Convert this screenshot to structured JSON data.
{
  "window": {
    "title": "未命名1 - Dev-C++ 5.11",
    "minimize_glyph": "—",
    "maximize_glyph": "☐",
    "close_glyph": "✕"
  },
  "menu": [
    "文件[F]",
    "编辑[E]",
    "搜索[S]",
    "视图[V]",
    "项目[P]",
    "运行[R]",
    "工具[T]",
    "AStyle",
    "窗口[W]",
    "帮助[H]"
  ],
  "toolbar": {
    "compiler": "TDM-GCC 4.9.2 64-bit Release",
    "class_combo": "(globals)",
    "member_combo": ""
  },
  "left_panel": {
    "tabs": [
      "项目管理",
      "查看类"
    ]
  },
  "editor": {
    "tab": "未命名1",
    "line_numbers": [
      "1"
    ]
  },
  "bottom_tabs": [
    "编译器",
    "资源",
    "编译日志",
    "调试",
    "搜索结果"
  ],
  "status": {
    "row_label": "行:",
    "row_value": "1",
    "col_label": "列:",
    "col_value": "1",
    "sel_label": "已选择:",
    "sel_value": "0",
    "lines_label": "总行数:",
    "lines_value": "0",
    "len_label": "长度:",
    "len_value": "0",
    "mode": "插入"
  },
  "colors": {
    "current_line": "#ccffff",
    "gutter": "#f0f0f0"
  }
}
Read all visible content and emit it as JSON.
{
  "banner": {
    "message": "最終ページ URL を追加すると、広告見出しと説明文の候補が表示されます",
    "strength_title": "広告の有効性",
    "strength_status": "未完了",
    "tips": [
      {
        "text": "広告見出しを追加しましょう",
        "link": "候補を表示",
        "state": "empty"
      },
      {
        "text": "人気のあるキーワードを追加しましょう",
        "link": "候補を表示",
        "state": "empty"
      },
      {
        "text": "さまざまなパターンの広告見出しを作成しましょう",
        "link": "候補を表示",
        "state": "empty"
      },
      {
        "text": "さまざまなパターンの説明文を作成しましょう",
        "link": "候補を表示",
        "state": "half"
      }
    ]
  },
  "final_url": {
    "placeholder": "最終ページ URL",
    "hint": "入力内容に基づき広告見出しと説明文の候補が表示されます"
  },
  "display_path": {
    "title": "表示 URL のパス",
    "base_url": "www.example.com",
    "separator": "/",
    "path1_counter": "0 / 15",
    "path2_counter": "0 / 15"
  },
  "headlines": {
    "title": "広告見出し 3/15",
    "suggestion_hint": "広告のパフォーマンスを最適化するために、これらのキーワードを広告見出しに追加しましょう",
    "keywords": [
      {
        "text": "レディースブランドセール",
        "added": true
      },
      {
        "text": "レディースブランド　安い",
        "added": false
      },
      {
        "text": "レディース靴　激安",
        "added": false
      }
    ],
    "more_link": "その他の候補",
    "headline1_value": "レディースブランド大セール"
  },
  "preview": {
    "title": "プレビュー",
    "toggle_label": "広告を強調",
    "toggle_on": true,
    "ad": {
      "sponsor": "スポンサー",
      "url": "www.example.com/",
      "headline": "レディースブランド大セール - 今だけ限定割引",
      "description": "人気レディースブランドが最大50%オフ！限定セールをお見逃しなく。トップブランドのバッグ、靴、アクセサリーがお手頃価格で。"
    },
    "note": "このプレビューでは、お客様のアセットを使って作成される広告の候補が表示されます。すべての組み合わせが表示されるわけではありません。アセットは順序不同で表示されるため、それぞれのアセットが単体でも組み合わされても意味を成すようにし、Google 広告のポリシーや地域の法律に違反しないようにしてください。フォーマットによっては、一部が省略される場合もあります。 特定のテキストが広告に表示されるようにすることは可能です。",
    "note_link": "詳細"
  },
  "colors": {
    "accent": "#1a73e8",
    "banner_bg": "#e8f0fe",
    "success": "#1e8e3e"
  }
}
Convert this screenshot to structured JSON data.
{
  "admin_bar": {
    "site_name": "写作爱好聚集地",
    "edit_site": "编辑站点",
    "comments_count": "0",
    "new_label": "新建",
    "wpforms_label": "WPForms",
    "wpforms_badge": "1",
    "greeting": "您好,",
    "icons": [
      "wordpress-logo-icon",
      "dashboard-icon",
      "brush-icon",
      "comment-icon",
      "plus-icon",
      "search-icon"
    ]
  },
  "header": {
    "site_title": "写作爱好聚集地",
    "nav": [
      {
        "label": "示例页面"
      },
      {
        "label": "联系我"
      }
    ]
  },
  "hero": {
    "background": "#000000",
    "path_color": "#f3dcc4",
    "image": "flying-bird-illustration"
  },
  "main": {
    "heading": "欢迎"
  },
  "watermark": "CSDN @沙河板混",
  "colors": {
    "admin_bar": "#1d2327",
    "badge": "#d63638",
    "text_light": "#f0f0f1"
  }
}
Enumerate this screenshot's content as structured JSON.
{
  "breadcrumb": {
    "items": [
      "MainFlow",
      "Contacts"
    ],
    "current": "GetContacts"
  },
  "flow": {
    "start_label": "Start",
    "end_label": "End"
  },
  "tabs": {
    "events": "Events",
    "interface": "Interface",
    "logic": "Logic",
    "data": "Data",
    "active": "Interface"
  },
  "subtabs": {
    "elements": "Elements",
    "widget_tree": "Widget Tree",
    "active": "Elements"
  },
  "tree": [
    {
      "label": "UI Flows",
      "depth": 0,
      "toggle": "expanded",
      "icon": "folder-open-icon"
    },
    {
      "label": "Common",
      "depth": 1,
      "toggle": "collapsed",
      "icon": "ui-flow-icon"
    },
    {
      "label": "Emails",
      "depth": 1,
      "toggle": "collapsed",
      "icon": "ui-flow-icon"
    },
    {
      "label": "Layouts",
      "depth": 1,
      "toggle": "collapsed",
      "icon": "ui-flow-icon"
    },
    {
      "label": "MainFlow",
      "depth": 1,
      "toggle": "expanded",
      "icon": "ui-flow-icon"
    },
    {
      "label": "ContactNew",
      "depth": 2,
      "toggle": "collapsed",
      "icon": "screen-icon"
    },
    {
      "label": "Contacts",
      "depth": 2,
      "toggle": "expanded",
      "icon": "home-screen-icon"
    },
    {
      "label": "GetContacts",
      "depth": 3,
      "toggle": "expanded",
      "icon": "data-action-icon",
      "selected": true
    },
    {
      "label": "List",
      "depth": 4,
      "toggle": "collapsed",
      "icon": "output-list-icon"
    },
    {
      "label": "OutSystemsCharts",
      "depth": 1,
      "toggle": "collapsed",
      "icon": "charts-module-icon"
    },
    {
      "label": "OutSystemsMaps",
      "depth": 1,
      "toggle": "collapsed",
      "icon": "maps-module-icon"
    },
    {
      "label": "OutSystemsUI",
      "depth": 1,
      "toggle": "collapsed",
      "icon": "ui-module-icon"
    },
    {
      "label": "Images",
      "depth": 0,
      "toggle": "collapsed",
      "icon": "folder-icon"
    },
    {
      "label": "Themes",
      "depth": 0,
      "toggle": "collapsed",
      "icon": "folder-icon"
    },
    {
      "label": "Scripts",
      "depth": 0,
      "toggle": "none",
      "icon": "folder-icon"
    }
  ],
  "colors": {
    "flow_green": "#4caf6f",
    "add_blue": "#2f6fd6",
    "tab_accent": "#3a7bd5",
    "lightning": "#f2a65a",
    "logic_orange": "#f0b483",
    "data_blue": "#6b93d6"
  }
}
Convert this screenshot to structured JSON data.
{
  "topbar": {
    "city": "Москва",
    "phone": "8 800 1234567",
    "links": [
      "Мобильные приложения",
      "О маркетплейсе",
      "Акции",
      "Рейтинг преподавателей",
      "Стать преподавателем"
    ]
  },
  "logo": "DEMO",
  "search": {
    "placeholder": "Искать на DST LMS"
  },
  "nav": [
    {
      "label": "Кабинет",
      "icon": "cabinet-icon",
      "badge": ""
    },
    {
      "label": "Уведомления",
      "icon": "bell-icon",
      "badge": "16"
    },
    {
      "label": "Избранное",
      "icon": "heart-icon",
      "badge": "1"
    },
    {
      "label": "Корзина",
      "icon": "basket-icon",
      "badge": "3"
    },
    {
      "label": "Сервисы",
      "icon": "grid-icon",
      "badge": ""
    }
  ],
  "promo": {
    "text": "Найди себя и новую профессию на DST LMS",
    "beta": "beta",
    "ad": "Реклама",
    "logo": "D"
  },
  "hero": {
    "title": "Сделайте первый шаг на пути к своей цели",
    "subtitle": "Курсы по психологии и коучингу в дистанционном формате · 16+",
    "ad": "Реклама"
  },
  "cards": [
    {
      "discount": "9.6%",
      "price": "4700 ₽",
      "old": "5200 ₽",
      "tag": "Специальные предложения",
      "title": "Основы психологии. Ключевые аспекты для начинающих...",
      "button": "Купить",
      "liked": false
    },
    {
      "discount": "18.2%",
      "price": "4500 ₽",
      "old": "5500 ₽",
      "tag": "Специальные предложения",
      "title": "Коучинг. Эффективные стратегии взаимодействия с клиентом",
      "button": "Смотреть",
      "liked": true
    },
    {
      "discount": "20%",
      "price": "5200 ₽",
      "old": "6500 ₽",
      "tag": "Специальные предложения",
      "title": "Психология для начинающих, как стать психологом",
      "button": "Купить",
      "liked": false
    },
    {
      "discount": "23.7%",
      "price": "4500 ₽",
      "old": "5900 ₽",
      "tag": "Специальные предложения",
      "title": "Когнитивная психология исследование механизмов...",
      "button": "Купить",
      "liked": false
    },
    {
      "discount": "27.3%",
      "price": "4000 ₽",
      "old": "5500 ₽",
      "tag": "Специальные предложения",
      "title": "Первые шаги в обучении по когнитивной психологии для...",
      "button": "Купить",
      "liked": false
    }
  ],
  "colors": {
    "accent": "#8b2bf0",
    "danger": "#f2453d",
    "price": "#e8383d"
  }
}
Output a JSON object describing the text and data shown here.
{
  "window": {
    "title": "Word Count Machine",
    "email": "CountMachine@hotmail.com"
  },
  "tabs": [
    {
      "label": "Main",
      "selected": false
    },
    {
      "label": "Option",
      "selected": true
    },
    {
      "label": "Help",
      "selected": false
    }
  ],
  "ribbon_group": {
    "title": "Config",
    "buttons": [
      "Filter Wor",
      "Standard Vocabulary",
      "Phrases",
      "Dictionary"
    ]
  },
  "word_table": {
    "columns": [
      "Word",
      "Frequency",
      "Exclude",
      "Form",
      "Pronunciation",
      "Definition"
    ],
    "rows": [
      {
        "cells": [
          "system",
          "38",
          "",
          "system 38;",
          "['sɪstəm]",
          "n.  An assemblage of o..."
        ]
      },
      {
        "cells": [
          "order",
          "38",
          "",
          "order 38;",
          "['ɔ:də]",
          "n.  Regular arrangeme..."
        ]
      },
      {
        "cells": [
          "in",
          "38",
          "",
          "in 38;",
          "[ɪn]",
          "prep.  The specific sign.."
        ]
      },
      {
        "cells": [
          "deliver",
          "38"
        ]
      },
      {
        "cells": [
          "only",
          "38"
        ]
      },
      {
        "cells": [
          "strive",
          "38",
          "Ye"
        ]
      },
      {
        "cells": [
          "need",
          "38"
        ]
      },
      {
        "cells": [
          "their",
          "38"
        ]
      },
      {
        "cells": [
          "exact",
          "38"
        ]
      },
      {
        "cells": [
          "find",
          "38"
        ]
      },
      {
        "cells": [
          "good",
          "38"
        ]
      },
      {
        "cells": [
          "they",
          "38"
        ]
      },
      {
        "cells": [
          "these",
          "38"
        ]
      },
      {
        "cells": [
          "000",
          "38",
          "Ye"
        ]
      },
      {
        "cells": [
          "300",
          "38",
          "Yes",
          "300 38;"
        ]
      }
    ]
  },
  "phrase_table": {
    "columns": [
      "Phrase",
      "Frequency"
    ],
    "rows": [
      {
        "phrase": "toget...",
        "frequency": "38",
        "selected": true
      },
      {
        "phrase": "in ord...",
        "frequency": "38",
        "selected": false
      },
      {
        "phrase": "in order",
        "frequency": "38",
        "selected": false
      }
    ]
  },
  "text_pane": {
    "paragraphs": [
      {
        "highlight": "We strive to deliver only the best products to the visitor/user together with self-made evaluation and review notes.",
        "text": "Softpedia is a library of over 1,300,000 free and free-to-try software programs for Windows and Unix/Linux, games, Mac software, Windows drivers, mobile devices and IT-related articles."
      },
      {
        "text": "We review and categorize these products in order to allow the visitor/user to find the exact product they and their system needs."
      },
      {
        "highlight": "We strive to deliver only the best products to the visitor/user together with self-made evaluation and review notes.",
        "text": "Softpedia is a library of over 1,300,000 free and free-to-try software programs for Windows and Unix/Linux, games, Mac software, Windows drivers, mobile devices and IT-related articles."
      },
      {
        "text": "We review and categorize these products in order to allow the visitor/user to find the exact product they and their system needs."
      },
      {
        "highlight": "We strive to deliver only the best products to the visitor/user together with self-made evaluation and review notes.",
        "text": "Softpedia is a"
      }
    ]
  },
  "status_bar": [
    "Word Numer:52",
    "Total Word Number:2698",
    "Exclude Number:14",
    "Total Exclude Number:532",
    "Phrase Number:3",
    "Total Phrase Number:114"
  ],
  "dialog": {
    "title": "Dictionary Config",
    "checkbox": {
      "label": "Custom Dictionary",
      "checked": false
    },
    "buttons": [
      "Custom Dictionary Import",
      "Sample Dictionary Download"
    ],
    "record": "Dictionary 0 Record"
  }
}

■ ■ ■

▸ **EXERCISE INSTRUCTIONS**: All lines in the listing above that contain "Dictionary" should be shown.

▸ **ANSWER SPACE**:
      "Dictionary"
    "title": "Dictionary Config",
      "label": "Custom Dictionary",
      "Custom Dictionary Import",
      "Sample Dictionary Download"
    "record": "Dictionary 0 Record"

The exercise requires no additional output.